==== DATA FOR REVIEW ====

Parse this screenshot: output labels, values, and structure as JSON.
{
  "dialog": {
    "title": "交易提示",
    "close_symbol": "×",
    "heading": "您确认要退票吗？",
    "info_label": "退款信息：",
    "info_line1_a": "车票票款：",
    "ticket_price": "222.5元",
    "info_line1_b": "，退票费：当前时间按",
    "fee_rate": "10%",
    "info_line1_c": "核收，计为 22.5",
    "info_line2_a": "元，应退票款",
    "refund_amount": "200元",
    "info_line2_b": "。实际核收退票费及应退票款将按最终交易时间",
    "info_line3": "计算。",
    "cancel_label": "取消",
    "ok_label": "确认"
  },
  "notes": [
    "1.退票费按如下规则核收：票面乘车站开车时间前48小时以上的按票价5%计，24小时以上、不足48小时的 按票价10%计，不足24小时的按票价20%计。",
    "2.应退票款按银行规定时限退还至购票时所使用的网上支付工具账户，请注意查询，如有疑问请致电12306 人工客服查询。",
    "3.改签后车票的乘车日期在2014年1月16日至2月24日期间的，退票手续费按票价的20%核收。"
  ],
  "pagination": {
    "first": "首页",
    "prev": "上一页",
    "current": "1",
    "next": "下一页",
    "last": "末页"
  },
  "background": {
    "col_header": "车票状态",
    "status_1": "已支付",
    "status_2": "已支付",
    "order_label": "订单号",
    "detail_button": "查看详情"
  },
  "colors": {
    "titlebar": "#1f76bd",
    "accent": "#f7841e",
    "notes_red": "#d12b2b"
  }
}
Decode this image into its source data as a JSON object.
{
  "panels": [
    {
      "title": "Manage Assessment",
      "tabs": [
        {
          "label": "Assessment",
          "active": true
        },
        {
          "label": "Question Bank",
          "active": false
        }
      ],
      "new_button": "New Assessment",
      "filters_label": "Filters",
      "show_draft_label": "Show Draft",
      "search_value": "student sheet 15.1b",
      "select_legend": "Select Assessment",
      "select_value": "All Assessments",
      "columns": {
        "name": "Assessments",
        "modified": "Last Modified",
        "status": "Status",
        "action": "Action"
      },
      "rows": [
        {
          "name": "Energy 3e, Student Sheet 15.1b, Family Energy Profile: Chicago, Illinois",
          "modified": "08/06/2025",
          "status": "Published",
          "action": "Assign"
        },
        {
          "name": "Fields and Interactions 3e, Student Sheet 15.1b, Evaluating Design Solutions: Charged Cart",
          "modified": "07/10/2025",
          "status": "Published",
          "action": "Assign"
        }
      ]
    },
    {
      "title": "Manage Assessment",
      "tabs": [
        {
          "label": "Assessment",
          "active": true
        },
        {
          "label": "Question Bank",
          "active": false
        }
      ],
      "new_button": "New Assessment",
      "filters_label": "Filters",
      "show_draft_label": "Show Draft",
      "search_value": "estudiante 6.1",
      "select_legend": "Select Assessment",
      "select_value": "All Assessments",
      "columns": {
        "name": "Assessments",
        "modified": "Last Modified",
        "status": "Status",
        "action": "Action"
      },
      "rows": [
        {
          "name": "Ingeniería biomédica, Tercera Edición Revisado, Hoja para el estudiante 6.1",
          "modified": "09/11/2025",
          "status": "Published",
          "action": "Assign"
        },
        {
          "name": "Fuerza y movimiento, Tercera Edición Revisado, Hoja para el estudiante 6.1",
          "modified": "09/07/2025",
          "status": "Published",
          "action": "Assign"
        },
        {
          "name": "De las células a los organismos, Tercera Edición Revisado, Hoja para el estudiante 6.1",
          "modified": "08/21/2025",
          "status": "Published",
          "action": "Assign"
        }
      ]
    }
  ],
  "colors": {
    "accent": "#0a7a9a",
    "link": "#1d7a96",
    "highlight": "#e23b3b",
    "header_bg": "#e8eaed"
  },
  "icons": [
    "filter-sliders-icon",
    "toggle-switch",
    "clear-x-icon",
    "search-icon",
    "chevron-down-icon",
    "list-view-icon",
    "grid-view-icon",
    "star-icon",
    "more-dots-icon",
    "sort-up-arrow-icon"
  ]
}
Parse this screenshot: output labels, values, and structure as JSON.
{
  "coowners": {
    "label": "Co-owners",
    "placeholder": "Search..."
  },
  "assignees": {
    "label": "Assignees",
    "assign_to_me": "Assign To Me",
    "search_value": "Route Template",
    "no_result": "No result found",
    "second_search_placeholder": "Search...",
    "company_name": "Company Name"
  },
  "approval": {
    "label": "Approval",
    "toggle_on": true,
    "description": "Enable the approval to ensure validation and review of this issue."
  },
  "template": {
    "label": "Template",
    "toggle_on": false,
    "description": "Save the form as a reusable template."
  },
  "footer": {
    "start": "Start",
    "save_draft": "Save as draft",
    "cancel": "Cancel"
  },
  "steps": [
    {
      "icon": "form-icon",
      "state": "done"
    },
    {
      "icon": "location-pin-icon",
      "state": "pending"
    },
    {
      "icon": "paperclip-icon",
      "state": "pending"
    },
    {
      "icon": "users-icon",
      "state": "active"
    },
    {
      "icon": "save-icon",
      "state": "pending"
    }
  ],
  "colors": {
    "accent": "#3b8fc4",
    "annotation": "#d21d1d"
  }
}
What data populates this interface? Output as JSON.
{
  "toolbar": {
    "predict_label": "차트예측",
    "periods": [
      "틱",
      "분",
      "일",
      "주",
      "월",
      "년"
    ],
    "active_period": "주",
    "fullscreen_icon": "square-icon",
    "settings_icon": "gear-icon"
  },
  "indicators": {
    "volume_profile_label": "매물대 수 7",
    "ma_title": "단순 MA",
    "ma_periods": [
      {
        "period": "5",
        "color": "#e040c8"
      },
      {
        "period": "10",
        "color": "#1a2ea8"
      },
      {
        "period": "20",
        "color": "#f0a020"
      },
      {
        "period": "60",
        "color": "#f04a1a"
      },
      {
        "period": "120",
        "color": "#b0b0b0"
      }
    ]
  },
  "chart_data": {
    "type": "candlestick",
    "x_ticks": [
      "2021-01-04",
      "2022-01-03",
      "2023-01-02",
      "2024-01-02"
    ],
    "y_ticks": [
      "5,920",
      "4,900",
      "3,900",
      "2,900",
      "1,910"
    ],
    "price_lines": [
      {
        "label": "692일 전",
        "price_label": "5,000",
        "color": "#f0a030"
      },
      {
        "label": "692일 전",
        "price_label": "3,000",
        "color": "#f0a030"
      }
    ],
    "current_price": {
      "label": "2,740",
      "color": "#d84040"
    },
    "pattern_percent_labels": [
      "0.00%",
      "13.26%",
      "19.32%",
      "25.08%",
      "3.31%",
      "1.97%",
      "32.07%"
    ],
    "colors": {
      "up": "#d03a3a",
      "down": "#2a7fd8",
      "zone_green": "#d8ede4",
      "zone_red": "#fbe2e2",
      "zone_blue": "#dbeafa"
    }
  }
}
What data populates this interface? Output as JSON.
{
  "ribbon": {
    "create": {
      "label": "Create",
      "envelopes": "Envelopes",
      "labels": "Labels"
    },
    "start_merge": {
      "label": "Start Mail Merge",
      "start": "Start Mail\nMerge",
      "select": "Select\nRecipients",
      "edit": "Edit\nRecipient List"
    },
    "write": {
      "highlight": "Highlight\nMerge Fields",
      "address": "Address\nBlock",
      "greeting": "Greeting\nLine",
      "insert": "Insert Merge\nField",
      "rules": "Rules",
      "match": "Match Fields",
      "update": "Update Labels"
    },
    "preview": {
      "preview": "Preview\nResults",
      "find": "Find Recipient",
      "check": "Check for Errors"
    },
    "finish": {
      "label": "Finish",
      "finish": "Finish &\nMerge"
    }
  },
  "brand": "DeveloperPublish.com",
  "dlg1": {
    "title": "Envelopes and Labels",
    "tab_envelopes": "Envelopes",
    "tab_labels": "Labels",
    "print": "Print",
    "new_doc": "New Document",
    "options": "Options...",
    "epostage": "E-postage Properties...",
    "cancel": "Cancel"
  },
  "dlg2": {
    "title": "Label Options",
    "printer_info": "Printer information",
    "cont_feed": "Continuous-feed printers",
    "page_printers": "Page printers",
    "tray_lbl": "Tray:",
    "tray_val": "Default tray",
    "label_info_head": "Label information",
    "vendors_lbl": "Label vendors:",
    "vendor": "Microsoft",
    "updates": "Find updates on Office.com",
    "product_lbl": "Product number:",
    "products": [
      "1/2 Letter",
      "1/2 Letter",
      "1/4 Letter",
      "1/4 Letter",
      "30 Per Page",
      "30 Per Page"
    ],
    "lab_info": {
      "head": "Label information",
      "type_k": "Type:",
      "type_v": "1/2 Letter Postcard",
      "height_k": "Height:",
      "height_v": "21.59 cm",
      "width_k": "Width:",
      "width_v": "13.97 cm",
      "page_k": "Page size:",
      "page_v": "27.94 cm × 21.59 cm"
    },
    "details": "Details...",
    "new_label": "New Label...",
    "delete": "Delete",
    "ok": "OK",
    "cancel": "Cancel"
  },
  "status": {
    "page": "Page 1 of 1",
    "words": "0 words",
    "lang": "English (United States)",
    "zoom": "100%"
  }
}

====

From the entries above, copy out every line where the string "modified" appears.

        "modified": "Last Modified",
          "modified": "08/06/2025",
          "modified": "07/10/2025",
        "modified": "Last Modified",
          "modified": "09/11/2025",
          "modified": "09/07/2025",
          "modified": "08/21/2025",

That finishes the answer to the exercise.